A Quick Benchmark

I quickly speed-tested the adapter using a Time Capsule 2011 with 802.11n wireless and wired gigabit ethernet. As test devices I used a MacBook Air 2012 having Thunderbolt and a MacBook Pro 2.8 GHz 2009.

To test real-wold performance I copied a 800 MB file. Because of the large file size this is a best-case test, so the resulting speeds are the maximum you can get. If I would have been using many small files the numbers would have been significantly lower.

Speed Comparison

ConnectionMacBook AirMacBook Pro
Wireless 802.11n (300 Mbit/s)16 MByte/s down
20 MByte/s up
Wireless 802.11ac (867 Mbit/s)20 MByte/s down
30 MByte/s up
Wired Thunderbolt Gigabit Adapter (1,000 Mbit/s)78-88 MByte/s
Wired Gigabit Ethernet (1,000 Mbit/s)75-80 MByte/s

Conclusion

The Thunderbolt ethernet adapter is getting full gigabit ethernet speed.
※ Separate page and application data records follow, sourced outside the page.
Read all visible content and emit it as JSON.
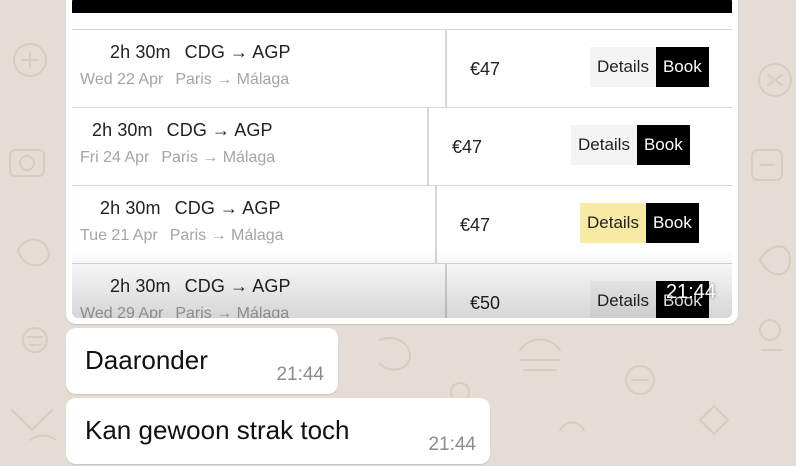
{
  "flights": [
    {
      "duration": "2h 30m",
      "route": "CDG → AGP",
      "date": "Wed 22 Apr",
      "cities": "Paris → Málaga",
      "price": "€47",
      "details_label": "Details",
      "book_label": "Book",
      "details_highlighted": false
    },
    {
      "duration": "2h 30m",
      "route": "CDG → AGP",
      "date": "Fri 24 Apr",
      "cities": "Paris → Málaga",
      "price": "€47",
      "details_label": "Details",
      "book_label": "Book",
      "details_highlighted": false
    },
    {
      "duration": "2h 30m",
      "route": "CDG → AGP",
      "date": "Tue 21 Apr",
      "cities": "Paris → Málaga",
      "price": "€47",
      "details_label": "Details",
      "book_label": "Book",
      "details_highlighted": true
    },
    {
      "duration": "2h 30m",
      "route": "CDG → AGP",
      "date": "Wed 29 Apr",
      "cities": "Paris → Málaga",
      "price": "€50",
      "details_label": "Details",
      "book_label": "Book",
      "details_highlighted": false
    }
  ],
  "image_message": {
    "time": "21:44"
  },
  "messages": [
    {
      "text": "Daaronder",
      "time": "21:44"
    },
    {
      "text": "Kan gewoon strak toch",
      "time": "21:44"
    }
  ],
  "colors": {
    "chat_background": "#e5ddd5",
    "bubble": "#ffffff",
    "details_highlight": "#f7eaa2",
    "book_button": "#000000"
  }
}
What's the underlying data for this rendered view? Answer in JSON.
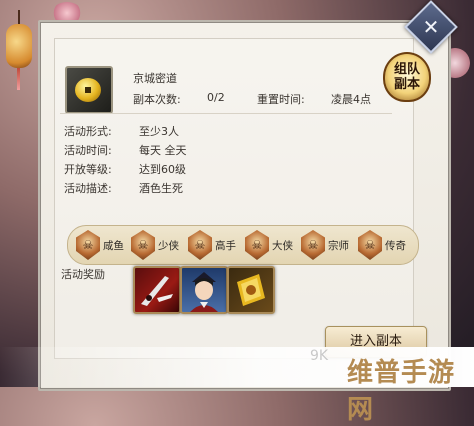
{
  "window": {
    "close_glyph": "✕"
  },
  "team_badge": {
    "line1": "组队",
    "line2": "副本"
  },
  "dungeon": {
    "name": "京城密道",
    "attempts_label": "副本次数:",
    "attempts_value": "0/2",
    "reset_label": "重置时间:",
    "reset_value": "凌晨4点"
  },
  "info": [
    {
      "label": "活动形式:",
      "value": "至少3人"
    },
    {
      "label": "活动时间:",
      "value": "每天 全天"
    },
    {
      "label": "开放等级:",
      "value": "达到60级"
    },
    {
      "label": "活动描述:",
      "value": "酒色生死"
    }
  ],
  "ranks": [
    {
      "glyph": "☠",
      "label": "咸鱼"
    },
    {
      "glyph": "☠",
      "label": "少侠"
    },
    {
      "glyph": "☠",
      "label": "高手"
    },
    {
      "glyph": "☠",
      "label": "大侠"
    },
    {
      "glyph": "☠",
      "label": "宗师"
    },
    {
      "glyph": "☠",
      "label": "传奇"
    }
  ],
  "rewards": {
    "label": "活动奖励",
    "items": [
      {
        "icon": "blade-icon"
      },
      {
        "icon": "character-portrait-icon"
      },
      {
        "icon": "golden-scroll-icon"
      }
    ]
  },
  "enter_button": "进入副本",
  "watermark": {
    "text": "维普手游网",
    "faint": "9K"
  },
  "colors": {
    "panel_bg": "#f4f1ea",
    "rank_bar": "#e3d5b2",
    "button": "#dcc7a0",
    "watermark": "#b48b52"
  }
}
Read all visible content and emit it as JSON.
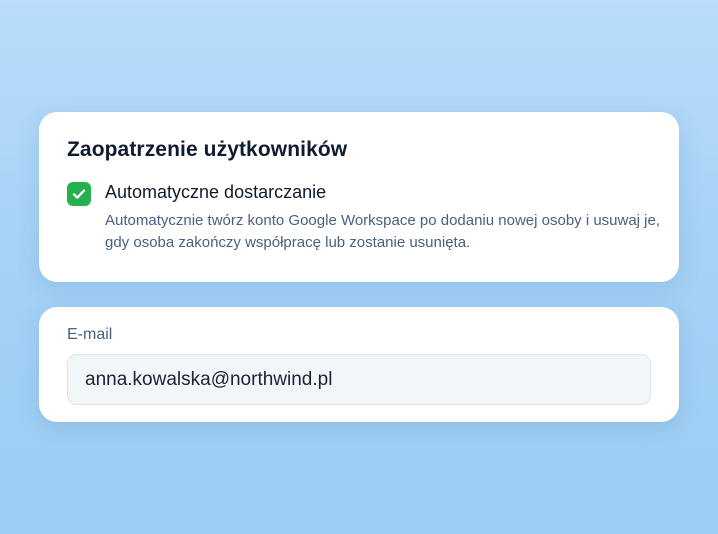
{
  "provisioning": {
    "title": "Zaopatrzenie użytkowników",
    "checkbox": {
      "checked": true,
      "label": "Automatyczne dostarczanie",
      "description": "Automatycznie twórz konto Google Workspace po dodaniu nowej osoby i usuwaj je, gdy osoba zakończy współpracę lub zostanie usunięta."
    }
  },
  "email": {
    "label": "E-mail",
    "value": "anna.kowalska@northwind.pl"
  },
  "colors": {
    "checkbox_accent": "#22b14c",
    "background": "#a6d2f6"
  }
}
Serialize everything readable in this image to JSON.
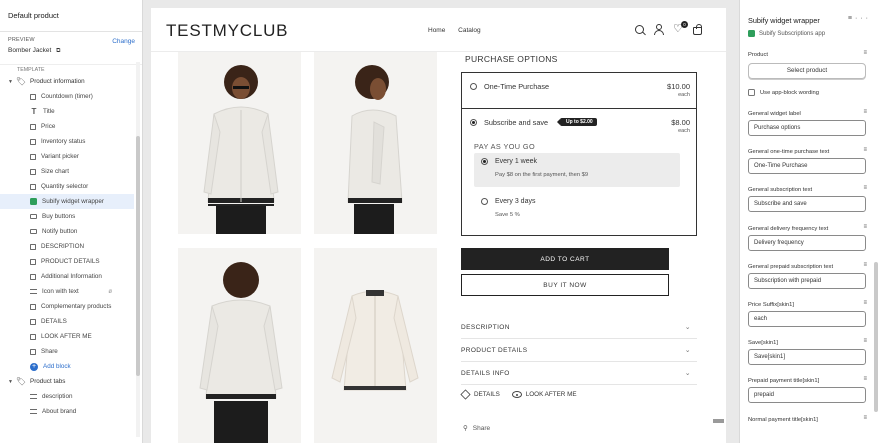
{
  "sidebar": {
    "header": "Default product",
    "preview_label": "PREVIEW",
    "change": "Change",
    "preview_value": "Bomber Jacket",
    "template_label": "TEMPLATE",
    "product_information": "Product information",
    "blocks": [
      {
        "label": "Countdown (timer)",
        "icon": "bracket-icon"
      },
      {
        "label": "Title",
        "icon": "text-icon"
      },
      {
        "label": "Price",
        "icon": "bracket-icon"
      },
      {
        "label": "Inventory status",
        "icon": "bracket-icon"
      },
      {
        "label": "Variant picker",
        "icon": "bracket-icon"
      },
      {
        "label": "Size chart",
        "icon": "bracket-icon"
      },
      {
        "label": "Quantity selector",
        "icon": "bracket-icon"
      },
      {
        "label": "Subify widget wrapper",
        "icon": "app-icon"
      },
      {
        "label": "Buy buttons",
        "icon": "button-icon"
      },
      {
        "label": "Notify button",
        "icon": "button-icon"
      },
      {
        "label": "DESCRIPTION",
        "icon": "bracket-icon"
      },
      {
        "label": "PRODUCT DETAILS",
        "icon": "bracket-icon"
      },
      {
        "label": "Additional Information",
        "icon": "bracket-icon"
      },
      {
        "label": "Icon with text",
        "icon": "lines-icon"
      },
      {
        "label": "Complementary products",
        "icon": "bracket-icon"
      },
      {
        "label": "DETAILS",
        "icon": "bracket-icon"
      },
      {
        "label": "LOOK AFTER ME",
        "icon": "bracket-icon"
      },
      {
        "label": "Share",
        "icon": "bracket-icon"
      }
    ],
    "add_block": "Add block",
    "product_tabs": "Product tabs",
    "tab_blocks": [
      {
        "label": "description",
        "icon": "lines-icon"
      },
      {
        "label": "About brand",
        "icon": "lines-icon"
      }
    ]
  },
  "store": {
    "logo": "TESTMYCLUB",
    "nav": [
      "Home",
      "Catalog"
    ],
    "wishlist_count": "0"
  },
  "purchase": {
    "title": "PURCHASE OPTIONS",
    "one_time_label": "One-Time Purchase",
    "one_time_price": "$10.00",
    "one_time_each": "each",
    "subscribe_label": "Subscribe and save",
    "subscribe_badge": "Up to $2.00",
    "subscribe_price": "$8.00",
    "subscribe_each": "each",
    "payg": "PAY AS YOU GO",
    "freq1_name": "Every 1 week",
    "freq1_sub": "Pay $8 on the first payment, then $9",
    "freq2_name": "Every 3 days",
    "freq2_sub": "Save 5 %",
    "add_to_cart": "ADD TO CART",
    "buy_now": "BUY IT NOW",
    "accordions": [
      "DESCRIPTION",
      "PRODUCT DETAILS",
      "DETAILS INFO"
    ],
    "tab_details": "DETAILS",
    "tab_look": "LOOK AFTER ME",
    "share": "Share"
  },
  "settings": {
    "title": "Subify widget wrapper",
    "app": "Subify Subscriptions app",
    "product_label": "Product",
    "select_product": "Select product",
    "use_app_block": "Use app-block wording",
    "fields": [
      {
        "label": "General widget label",
        "value": "Purchase options"
      },
      {
        "label": "General one-time purchase text",
        "value": "One-Time Purchase"
      },
      {
        "label": "General subscription text",
        "value": "Subscribe and save"
      },
      {
        "label": "General delivery frequency text",
        "value": "Delivery frequency"
      },
      {
        "label": "General prepaid subscription text",
        "value": "Subscription with prepaid"
      },
      {
        "label": "Price Suffix[skin1]",
        "value": "each"
      },
      {
        "label": "Save[skin1]",
        "value": "Save[skin1]"
      },
      {
        "label": "Prepaid payment title[skin1]",
        "value": "prepaid"
      },
      {
        "label": "Normal payment title[skin1]",
        "value": ""
      }
    ]
  },
  "colors": {
    "accent": "#2c6ecb",
    "app_green": "#2e9e5b",
    "dark_button": "#222222"
  }
}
If you need the speed and don’t have to run an external display on your single Thunderbolt port of your Air, this is the way to go.

Personally I would opt for the external display connected via Thunderbolt to utilize the higher resolution and live with the lower network speed via USB 2.0.